ABOUT THIS TASK: In the response, the entries must appear exactly as supplied.

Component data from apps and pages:
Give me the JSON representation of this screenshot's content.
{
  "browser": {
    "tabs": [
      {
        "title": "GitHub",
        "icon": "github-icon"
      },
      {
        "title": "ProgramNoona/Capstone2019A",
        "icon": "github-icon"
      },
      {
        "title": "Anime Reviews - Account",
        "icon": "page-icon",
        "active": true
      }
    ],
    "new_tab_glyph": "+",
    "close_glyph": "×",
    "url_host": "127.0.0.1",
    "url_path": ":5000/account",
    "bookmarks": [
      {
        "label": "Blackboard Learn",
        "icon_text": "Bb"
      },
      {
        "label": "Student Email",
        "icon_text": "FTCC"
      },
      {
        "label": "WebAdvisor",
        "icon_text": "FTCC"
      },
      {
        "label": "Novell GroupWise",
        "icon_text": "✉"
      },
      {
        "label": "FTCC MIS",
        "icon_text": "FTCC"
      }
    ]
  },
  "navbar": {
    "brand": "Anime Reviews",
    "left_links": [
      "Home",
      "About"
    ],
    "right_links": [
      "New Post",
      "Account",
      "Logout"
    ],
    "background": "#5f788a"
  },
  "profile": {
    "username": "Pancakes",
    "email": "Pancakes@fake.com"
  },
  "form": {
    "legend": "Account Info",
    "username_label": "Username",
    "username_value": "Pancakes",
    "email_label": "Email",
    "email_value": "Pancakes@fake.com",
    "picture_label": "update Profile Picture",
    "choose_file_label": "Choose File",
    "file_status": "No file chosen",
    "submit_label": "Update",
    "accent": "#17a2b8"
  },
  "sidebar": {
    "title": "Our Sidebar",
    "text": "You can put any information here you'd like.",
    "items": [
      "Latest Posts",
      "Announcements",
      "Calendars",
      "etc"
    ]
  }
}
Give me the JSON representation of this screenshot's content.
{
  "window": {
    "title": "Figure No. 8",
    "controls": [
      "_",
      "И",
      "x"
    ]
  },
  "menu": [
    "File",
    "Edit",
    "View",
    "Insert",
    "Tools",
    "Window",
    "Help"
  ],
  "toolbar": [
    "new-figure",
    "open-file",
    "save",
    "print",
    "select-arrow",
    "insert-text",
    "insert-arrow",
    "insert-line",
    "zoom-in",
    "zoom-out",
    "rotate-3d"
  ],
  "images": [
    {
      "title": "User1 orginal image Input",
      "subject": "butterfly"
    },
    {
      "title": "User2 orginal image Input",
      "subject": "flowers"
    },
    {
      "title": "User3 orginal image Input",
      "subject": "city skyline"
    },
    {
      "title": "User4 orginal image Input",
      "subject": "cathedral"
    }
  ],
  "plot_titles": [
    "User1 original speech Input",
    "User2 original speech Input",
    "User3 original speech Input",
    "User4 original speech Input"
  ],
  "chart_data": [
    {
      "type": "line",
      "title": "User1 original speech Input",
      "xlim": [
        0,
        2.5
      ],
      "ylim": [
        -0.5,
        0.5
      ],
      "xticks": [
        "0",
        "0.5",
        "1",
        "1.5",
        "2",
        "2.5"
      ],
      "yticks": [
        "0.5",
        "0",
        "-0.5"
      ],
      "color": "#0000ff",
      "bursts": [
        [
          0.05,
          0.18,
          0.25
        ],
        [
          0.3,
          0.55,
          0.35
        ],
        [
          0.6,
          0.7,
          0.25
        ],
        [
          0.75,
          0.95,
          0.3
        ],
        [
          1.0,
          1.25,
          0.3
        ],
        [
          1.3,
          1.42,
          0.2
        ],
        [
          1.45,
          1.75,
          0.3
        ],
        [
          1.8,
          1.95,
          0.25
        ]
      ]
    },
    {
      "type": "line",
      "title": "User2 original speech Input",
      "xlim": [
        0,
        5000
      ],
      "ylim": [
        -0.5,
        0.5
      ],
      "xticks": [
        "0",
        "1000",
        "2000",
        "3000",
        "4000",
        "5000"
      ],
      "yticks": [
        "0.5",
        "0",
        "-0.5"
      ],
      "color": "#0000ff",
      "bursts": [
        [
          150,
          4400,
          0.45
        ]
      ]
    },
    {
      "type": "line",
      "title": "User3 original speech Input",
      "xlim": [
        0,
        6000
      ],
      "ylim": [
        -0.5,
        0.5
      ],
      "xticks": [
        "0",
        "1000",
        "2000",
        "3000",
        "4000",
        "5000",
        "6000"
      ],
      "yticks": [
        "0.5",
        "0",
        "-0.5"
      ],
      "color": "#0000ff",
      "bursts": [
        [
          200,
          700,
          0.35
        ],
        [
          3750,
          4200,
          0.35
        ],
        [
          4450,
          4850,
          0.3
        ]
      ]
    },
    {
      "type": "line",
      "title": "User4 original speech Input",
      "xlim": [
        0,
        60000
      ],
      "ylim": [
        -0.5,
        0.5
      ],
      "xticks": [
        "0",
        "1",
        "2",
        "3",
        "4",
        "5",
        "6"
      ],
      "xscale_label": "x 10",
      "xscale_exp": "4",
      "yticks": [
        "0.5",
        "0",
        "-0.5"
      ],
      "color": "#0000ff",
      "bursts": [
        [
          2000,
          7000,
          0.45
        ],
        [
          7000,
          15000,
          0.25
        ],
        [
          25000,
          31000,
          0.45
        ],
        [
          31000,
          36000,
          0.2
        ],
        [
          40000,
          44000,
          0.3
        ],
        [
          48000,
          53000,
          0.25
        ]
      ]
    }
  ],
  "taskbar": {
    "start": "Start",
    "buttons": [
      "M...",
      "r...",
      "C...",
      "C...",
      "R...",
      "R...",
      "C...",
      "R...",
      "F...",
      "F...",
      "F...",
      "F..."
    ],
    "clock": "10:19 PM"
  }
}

ANSWER TO THIS EXERCISE:
Give me the JSON representation of this screenshot's content.
{
  "browser": {
    "tabs": [
      {
        "title": "GitHub",
        "icon": "github-icon"
      },
      {
        "title": "ProgramNoona/Capstone2019A",
        "icon": "github-icon"
      },
      {
        "title": "Anime Reviews - Account",
        "icon": "page-icon",
        "active": true
      }
    ],
    "new_tab_glyph": "+",
    "close_glyph": "×",
    "url_host": "127.0.0.1",
    "url_path": ":5000/account",
    "bookmarks": [
      {
        "label": "Blackboard Learn",
        "icon_text": "Bb"
      },
      {
        "label": "Student Email",
        "icon_text": "FTCC"
      },
      {
        "label": "WebAdvisor",
        "icon_text": "FTCC"
      },
      {
        "label": "Novell GroupWise",
        "icon_text": "✉"
      },
      {
        "label": "FTCC MIS",
        "icon_text": "FTCC"
      }
    ]
  },
  "navbar": {
    "brand": "Anime Reviews",
    "left_links": [
      "Home",
      "About"
    ],
    "right_links": [
      "New Post",
      "Account",
      "Logout"
    ],
    "background": "#5f788a"
  },
  "profile": {
    "username": "Pancakes",
    "email": "Pancakes@fake.com"
  },
  "form": {
    "legend": "Account Info",
    "username_label": "Username",
    "username_value": "Pancakes",
    "email_label": "Email",
    "email_value": "Pancakes@fake.com",
    "picture_label": "update Profile Picture",
    "choose_file_label": "Choose File",
    "file_status": "No file chosen",
    "submit_label": "Update",
    "accent": "#17a2b8"
  },
  "sidebar": {
    "title": "Our Sidebar",
    "text": "You can put any information here you'd like.",
    "items": [
      "Latest Posts",
      "Announcements",
      "Calendars",
      "etc"
    ]
  }
}
Give me the JSON representation of this screenshot's content.
{
  "window": {
    "title": "Figure No. 8",
    "controls": [
      "_",
      "И",
      "x"
    ]
  },
  "menu": [
    "File",
    "Edit",
    "View",
    "Insert",
    "Tools",
    "Window",
    "Help"
  ],
  "toolbar": [
    "new-figure",
    "open-file",
    "save",
    "print",
    "select-arrow",
    "insert-text",
    "insert-arrow",
    "insert-line",
    "zoom-in",
    "zoom-out",
    "rotate-3d"
  ],
  "images": [
    {
      "title": "User1 orginal image Input",
      "subject": "butterfly"
    },
    {
      "title": "User2 orginal image Input",
      "subject": "flowers"
    },
    {
      "title": "User3 orginal image Input",
      "subject": "city skyline"
    },
    {
      "title": "User4 orginal image Input",
      "subject": "cathedral"
    }
  ],
  "plot_titles": [
    "User1 original speech Input",
    "User2 original speech Input",
    "User3 original speech Input",
    "User4 original speech Input"
  ],
  "chart_data": [
    {
      "type": "line",
      "title": "User1 original speech Input",
      "xlim": [
        0,
        2.5
      ],
      "ylim": [
        -0.5,
        0.5
      ],
      "xticks": [
        "0",
        "0.5",
        "1",
        "1.5",
        "2",
        "2.5"
      ],
      "yticks": [
        "0.5",
        "0",
        "-0.5"
      ],
      "color": "#0000ff",
      "bursts": [
        [
          0.05,
          0.18,
          0.25
        ],
        [
          0.3,
          0.55,
          0.35
        ],
        [
          0.6,
          0.7,
          0.25
        ],
        [
          0.75,
          0.95,
          0.3
        ],
        [
          1.0,
          1.25,
          0.3
        ],
        [
          1.3,
          1.42,
          0.2
        ],
        [
          1.45,
          1.75,
          0.3
        ],
        [
          1.8,
          1.95,
          0.25
        ]
      ]
    },
    {
      "type": "line",
      "title": "User2 original speech Input",
      "xlim": [
        0,
        5000
      ],
      "ylim": [
        -0.5,
        0.5
      ],
      "xticks": [
        "0",
        "1000",
        "2000",
        "3000",
        "4000",
        "5000"
      ],
      "yticks": [
        "0.5",
        "0",
        "-0.5"
      ],
      "color": "#0000ff",
      "bursts": [
        [
          150,
          4400,
          0.45
        ]
      ]
    },
    {
      "type": "line",
      "title": "User3 original speech Input",
      "xlim": [
        0,
        6000
      ],
      "ylim": [
        -0.5,
        0.5
      ],
      "xticks": [
        "0",
        "1000",
        "2000",
        "3000",
        "4000",
        "5000",
        "6000"
      ],
      "yticks": [
        "0.5",
        "0",
        "-0.5"
      ],
      "color": "#0000ff",
      "bursts": [
        [
          200,
          700,
          0.35
        ],
        [
          3750,
          4200,
          0.35
        ],
        [
          4450,
          4850,
          0.3
        ]
      ]
    },
    {
      "type": "line",
      "title": "User4 original speech Input",
      "xlim": [
        0,
        60000
      ],
      "ylim": [
        -0.5,
        0.5
      ],
      "xticks": [
        "0",
        "1",
        "2",
        "3",
        "4",
        "5",
        "6"
      ],
      "xscale_label": "x 10",
      "xscale_exp": "4",
      "yticks": [
        "0.5",
        "0",
        "-0.5"
      ],
      "color": "#0000ff",
      "bursts": [
        [
          2000,
          7000,
          0.45
        ],
        [
          7000,
          15000,
          0.25
        ],
        [
          25000,
          31000,
          0.45
        ],
        [
          31000,
          36000,
          0.2
        ],
        [
          40000,
          44000,
          0.3
        ],
        [
          48000,
          53000,
          0.25
        ]
      ]
    }
  ],
  "taskbar": {
    "start": "Start",
    "buttons": [
      "M...",
      "r...",
      "C...",
      "C...",
      "R...",
      "R...",
      "C...",
      "R...",
      "F...",
      "F...",
      "F...",
      "F..."
    ],
    "clock": "10:19 PM"
  }
}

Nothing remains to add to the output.